Please write out each entry below exactly as it appears.

(Data records for software interfaces)
-------------------------
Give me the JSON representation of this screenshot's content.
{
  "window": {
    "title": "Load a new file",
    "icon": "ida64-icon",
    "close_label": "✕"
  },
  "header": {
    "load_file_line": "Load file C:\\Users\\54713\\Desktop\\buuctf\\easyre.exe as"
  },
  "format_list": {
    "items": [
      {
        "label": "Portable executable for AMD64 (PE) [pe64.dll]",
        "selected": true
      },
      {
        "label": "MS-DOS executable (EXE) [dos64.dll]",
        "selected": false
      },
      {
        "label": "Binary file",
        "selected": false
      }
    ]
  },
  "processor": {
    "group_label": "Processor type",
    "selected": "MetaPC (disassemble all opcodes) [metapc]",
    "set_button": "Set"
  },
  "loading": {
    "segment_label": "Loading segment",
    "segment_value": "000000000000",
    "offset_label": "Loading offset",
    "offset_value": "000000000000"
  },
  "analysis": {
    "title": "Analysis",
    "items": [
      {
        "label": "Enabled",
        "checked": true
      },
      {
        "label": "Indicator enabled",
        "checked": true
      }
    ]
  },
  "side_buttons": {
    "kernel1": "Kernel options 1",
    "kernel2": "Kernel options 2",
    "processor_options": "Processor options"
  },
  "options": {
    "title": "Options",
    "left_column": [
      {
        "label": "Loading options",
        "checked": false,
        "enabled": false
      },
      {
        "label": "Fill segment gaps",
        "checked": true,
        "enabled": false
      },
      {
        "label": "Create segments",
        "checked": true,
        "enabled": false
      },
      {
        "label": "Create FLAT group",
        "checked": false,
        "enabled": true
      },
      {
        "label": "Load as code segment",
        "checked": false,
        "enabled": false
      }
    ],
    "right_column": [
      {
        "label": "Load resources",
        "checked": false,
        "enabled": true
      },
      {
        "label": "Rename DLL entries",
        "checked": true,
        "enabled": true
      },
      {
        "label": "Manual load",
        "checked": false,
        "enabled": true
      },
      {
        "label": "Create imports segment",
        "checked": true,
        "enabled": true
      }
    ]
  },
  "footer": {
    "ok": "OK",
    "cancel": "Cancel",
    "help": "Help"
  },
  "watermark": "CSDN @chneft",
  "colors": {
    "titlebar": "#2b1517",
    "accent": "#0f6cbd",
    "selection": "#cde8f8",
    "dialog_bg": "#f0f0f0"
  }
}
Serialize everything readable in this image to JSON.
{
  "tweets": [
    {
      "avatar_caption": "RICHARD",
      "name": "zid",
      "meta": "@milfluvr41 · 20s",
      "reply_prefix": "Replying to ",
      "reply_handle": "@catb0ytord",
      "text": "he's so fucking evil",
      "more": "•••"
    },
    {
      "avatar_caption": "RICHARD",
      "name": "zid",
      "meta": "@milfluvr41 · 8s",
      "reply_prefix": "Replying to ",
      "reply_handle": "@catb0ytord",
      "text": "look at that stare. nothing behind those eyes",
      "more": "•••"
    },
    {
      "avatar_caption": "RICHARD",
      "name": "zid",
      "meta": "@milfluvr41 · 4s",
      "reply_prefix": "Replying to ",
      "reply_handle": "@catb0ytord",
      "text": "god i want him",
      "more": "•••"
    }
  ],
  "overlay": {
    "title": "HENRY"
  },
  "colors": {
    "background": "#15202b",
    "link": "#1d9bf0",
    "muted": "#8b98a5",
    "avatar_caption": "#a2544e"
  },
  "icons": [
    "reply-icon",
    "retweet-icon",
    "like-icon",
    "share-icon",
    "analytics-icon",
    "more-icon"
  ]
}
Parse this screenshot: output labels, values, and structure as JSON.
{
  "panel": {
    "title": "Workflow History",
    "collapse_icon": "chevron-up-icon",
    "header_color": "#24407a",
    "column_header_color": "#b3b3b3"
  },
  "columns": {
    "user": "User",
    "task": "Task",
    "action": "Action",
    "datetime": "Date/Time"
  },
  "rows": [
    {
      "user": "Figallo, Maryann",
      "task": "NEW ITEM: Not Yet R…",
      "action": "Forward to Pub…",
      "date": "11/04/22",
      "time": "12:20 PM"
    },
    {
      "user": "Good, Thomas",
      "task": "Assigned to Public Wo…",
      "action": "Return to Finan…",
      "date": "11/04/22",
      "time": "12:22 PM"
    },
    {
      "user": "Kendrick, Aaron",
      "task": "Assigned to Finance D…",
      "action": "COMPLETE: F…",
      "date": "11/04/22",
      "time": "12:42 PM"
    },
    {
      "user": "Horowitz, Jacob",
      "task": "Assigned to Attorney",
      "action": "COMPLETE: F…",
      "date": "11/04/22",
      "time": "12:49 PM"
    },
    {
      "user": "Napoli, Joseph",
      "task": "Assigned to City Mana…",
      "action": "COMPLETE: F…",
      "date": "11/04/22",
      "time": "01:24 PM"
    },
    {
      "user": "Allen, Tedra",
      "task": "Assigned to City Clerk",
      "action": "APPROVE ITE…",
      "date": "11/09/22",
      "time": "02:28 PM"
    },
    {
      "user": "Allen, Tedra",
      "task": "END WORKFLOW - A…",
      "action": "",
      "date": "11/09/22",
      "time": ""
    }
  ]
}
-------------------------
=== RESULT OF THIS EXERCISE ===
Give me the JSON representation of this screenshot's content.
{
  "window": {
    "title": "Load a new file",
    "icon": "ida64-icon",
    "close_label": "✕"
  },
  "header": {
    "load_file_line": "Load file C:\\Users\\54713\\Desktop\\buuctf\\easyre.exe as"
  },
  "format_list": {
    "items": [
      {
        "label": "Portable executable for AMD64 (PE) [pe64.dll]",
        "selected": true
      },
      {
        "label": "MS-DOS executable (EXE) [dos64.dll]",
        "selected": false
      },
      {
        "label": "Binary file",
        "selected": false
      }
    ]
  },
  "processor": {
    "group_label": "Processor type",
    "selected": "MetaPC (disassemble all opcodes) [metapc]",
    "set_button": "Set"
  },
  "loading": {
    "segment_label": "Loading segment",
    "segment_value": "000000000000",
    "offset_label": "Loading offset",
    "offset_value": "000000000000"
  },
  "analysis": {
    "title": "Analysis",
    "items": [
      {
        "label": "Enabled",
        "checked": true
      },
      {
        "label": "Indicator enabled",
        "checked": true
      }
    ]
  },
  "side_buttons": {
    "kernel1": "Kernel options 1",
    "kernel2": "Kernel options 2",
    "processor_options": "Processor options"
  },
  "options": {
    "title": "Options",
    "left_column": [
      {
        "label": "Loading options",
        "checked": false,
        "enabled": false
      },
      {
        "label": "Fill segment gaps",
        "checked": true,
        "enabled": false
      },
      {
        "label": "Create segments",
        "checked": true,
        "enabled": false
      },
      {
        "label": "Create FLAT group",
        "checked": false,
        "enabled": true
      },
      {
        "label": "Load as code segment",
        "checked": false,
        "enabled": false
      }
    ],
    "right_column": [
      {
        "label": "Load resources",
        "checked": false,
        "enabled": true
      },
      {
        "label": "Rename DLL entries",
        "checked": true,
        "enabled": true
      },
      {
        "label": "Manual load",
        "checked": false,
        "enabled": true
      },
      {
        "label": "Create imports segment",
        "checked": true,
        "enabled": true
      }
    ]
  },
  "footer": {
    "ok": "OK",
    "cancel": "Cancel",
    "help": "Help"
  },
  "watermark": "CSDN @chneft",
  "colors": {
    "titlebar": "#2b1517",
    "accent": "#0f6cbd",
    "selection": "#cde8f8",
    "dialog_bg": "#f0f0f0"
  }
}
Serialize everything readable in this image to JSON.
{
  "tweets": [
    {
      "avatar_caption": "RICHARD",
      "name": "zid",
      "meta": "@milfluvr41 · 20s",
      "reply_prefix": "Replying to ",
      "reply_handle": "@catb0ytord",
      "text": "he's so fucking evil",
      "more": "•••"
    },
    {
      "avatar_caption": "RICHARD",
      "name": "zid",
      "meta": "@milfluvr41 · 8s",
      "reply_prefix": "Replying to ",
      "reply_handle": "@catb0ytord",
      "text": "look at that stare. nothing behind those eyes",
      "more": "•••"
    },
    {
      "avatar_caption": "RICHARD",
      "name": "zid",
      "meta": "@milfluvr41 · 4s",
      "reply_prefix": "Replying to ",
      "reply_handle": "@catb0ytord",
      "text": "god i want him",
      "more": "•••"
    }
  ],
  "overlay": {
    "title": "HENRY"
  },
  "colors": {
    "background": "#15202b",
    "link": "#1d9bf0",
    "muted": "#8b98a5",
    "avatar_caption": "#a2544e"
  },
  "icons": [
    "reply-icon",
    "retweet-icon",
    "like-icon",
    "share-icon",
    "analytics-icon",
    "more-icon"
  ]
}
Parse this screenshot: output labels, values, and structure as JSON.
{
  "panel": {
    "title": "Workflow History",
    "collapse_icon": "chevron-up-icon",
    "header_color": "#24407a",
    "column_header_color": "#b3b3b3"
  },
  "columns": {
    "user": "User",
    "task": "Task",
    "action": "Action",
    "datetime": "Date/Time"
  },
  "rows": [
    {
      "user": "Figallo, Maryann",
      "task": "NEW ITEM: Not Yet R…",
      "action": "Forward to Pub…",
      "date": "11/04/22",
      "time": "12:20 PM"
    },
    {
      "user": "Good, Thomas",
      "task": "Assigned to Public Wo…",
      "action": "Return to Finan…",
      "date": "11/04/22",
      "time": "12:22 PM"
    },
    {
      "user": "Kendrick, Aaron",
      "task": "Assigned to Finance D…",
      "action": "COMPLETE: F…",
      "date": "11/04/22",
      "time": "12:42 PM"
    },
    {
      "user": "Horowitz, Jacob",
      "task": "Assigned to Attorney",
      "action": "COMPLETE: F…",
      "date": "11/04/22",
      "time": "12:49 PM"
    },
    {
      "user": "Napoli, Joseph",
      "task": "Assigned to City Mana…",
      "action": "COMPLETE: F…",
      "date": "11/04/22",
      "time": "01:24 PM"
    },
    {
      "user": "Allen, Tedra",
      "task": "Assigned to City Clerk",
      "action": "APPROVE ITE…",
      "date": "11/09/22",
      "time": "02:28 PM"
    },
    {
      "user": "Allen, Tedra",
      "task": "END WORKFLOW - A…",
      "action": "",
      "date": "11/09/22",
      "time": ""
    }
  ]
}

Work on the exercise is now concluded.